« on: April 30, 2008, 11:45:02 PM »
I'm one more question on one take-home exam away from being a 3L (thank God), so I don't really qualify, but what the hell...
I completely agree that outlining is vastly overrated. If you take good notes in class (not stenography, but listening to what the professor says and writing down the important stuff)(the more Socratic the professor, the harder this is) then that should be all you need to study for the final. Read it, know it, put tabs on it by topic so you can find it in a hurry. I wish I could get back all the hours I spent outlining as a 1L, what a complete waste of time.
Even so, in required classes, it's good to have an outline. But not yours - get a good one from a 2L or 3L. One of the best reasons to get involved in organizations (and pick one, maybe two, and get involved - you won't have time for more than that) is so that you can meet upperclassmen who had your professors last year or the year before. They are gold mines of information and good outlines. Go through it, tab it just like you did with your class notes, and know how to find the stuff in it.
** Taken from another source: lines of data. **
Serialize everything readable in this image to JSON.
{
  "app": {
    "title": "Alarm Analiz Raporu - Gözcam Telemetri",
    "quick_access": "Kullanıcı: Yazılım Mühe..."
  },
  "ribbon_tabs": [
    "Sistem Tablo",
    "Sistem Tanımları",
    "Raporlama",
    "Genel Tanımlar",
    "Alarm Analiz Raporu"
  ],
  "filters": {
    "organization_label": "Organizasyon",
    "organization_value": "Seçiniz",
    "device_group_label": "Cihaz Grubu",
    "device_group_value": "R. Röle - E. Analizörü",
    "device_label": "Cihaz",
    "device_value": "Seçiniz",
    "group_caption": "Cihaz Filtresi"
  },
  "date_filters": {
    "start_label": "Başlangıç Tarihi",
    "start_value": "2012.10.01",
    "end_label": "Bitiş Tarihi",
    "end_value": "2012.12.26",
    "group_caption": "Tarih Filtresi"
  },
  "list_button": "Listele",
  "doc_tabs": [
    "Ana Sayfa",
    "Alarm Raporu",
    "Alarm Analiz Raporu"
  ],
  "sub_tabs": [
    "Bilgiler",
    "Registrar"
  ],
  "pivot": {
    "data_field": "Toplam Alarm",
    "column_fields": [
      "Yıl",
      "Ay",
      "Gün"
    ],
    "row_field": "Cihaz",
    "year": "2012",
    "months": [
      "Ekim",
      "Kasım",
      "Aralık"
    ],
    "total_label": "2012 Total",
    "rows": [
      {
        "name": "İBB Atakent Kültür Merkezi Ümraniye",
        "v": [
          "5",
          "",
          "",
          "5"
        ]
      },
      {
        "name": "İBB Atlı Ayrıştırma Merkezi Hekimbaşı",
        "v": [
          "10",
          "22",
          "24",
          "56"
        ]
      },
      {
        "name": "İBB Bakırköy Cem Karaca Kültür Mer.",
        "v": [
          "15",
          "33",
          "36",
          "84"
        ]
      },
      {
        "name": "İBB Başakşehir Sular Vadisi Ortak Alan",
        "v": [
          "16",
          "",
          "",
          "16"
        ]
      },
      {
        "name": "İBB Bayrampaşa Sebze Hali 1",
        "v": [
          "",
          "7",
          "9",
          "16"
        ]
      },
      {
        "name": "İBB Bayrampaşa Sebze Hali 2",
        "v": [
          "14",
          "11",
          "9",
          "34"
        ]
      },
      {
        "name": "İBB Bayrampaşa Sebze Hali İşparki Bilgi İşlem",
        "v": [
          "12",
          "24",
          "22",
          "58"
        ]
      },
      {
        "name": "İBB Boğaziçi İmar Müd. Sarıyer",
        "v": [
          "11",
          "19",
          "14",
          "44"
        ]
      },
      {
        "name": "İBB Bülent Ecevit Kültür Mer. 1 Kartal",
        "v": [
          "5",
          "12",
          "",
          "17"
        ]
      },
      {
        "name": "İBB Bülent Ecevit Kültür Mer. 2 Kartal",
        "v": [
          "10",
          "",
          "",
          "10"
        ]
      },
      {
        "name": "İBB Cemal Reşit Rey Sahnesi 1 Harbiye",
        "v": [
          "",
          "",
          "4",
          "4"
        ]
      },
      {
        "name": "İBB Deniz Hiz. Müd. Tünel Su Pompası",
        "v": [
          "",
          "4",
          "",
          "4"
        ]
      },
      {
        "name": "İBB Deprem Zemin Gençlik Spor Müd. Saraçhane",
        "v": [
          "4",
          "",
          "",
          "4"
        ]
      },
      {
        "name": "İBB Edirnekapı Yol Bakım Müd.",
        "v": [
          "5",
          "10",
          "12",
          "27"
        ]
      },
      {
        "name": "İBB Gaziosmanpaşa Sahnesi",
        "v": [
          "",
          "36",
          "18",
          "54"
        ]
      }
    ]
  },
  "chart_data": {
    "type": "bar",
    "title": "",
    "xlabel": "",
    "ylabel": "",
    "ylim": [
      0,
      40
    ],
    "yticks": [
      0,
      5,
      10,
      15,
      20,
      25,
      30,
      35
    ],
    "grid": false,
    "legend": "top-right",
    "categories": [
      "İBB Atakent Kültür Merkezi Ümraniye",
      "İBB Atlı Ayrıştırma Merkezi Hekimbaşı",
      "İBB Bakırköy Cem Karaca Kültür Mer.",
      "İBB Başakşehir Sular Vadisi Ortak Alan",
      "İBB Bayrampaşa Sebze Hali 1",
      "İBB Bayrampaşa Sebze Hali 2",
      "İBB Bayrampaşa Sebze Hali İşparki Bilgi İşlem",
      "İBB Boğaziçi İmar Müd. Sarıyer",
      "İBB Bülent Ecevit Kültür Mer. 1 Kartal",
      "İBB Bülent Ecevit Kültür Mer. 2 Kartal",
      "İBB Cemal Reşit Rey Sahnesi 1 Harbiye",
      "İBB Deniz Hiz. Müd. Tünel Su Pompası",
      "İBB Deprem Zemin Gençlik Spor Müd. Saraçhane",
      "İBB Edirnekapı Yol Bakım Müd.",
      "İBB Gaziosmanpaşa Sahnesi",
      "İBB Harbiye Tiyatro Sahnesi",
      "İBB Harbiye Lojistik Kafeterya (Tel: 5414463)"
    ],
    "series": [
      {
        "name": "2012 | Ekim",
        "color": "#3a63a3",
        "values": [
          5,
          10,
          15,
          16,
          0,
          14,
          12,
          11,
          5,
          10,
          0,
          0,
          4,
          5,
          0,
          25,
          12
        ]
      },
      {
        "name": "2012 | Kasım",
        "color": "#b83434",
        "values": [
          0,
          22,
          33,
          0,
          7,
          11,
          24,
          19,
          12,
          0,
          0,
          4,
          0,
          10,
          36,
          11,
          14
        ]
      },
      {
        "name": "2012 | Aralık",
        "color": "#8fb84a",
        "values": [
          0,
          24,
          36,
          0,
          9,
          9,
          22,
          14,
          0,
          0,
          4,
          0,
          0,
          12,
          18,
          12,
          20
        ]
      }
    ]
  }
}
Hornbooks are your best friend. My wife - who got her JD years ago - recommended them to me and I blew her off, thinking that I'd never have time to read them in addition to all the reading I was doing for class. I wised up this year - get a good hornbook for your class (ask the professor which one he recommends, that's usually a good suggestion) and stick it on the shelf. If you get confused about something during the semester, pull it out and look it up and you probably won't be confused any more. When you are preparing for the exam, read the sections that address the topics you covered in class and use them to supplement the notes that you took in class. The hornbook will tell you what the correct tests are for each issue - that should already be in your notes, but more than once I discovered that I'd written it down wrong when I was getting it in class, or I'd mixed something up. Buy them used online, but don't get editions that are too old (believe it or not, the law does evolve over the years even in the hoary old core subjects).
Don't be a butthead. There's really nothing to be gained by acting like a jerk, so be nice. It will pay dividends down the road.
Share your notes.
Find a passion for something, whether it is journal, moot court, mock trial, a club, whatever. Volunteer. Be a leader in it. It will be a pain in the ass more often than not, but it will help keep you sane.
Get the hell out of the law school as often as possible.
Get to know the deans, professors, and staff. Say hello. Make conversation. The time will come when you will want to ask them for favors, and it will help if you know them and they know you. You don't have as much control over your grades as you'd like to think you do, but you have lots of control over your reputation. In the long run, your reputation will get you a lot farther than your law school grades will. Start working on it now. You'll be glad you did, and it really doesn't take any effort.
Try to see the humor in things. Remember that almost everything that happens in law school has an element of the absurd to it. If you can keep smiling at that, it'll help you get through it with your sanity intact.
Eat good food. But not too much of it.
If you have to go up or down one floor, take the stairs.
Go outside and look at the stars every now and then.
Try to keep your house/apartment/room relatively neat. You'll feel more organized if the things that surround you look organized.
When you get a chance, take useful classes. Try to avoid classes with closed-book exams.
There's more, but I'm going to finish this exam if it kills me. Best of luck next year to all.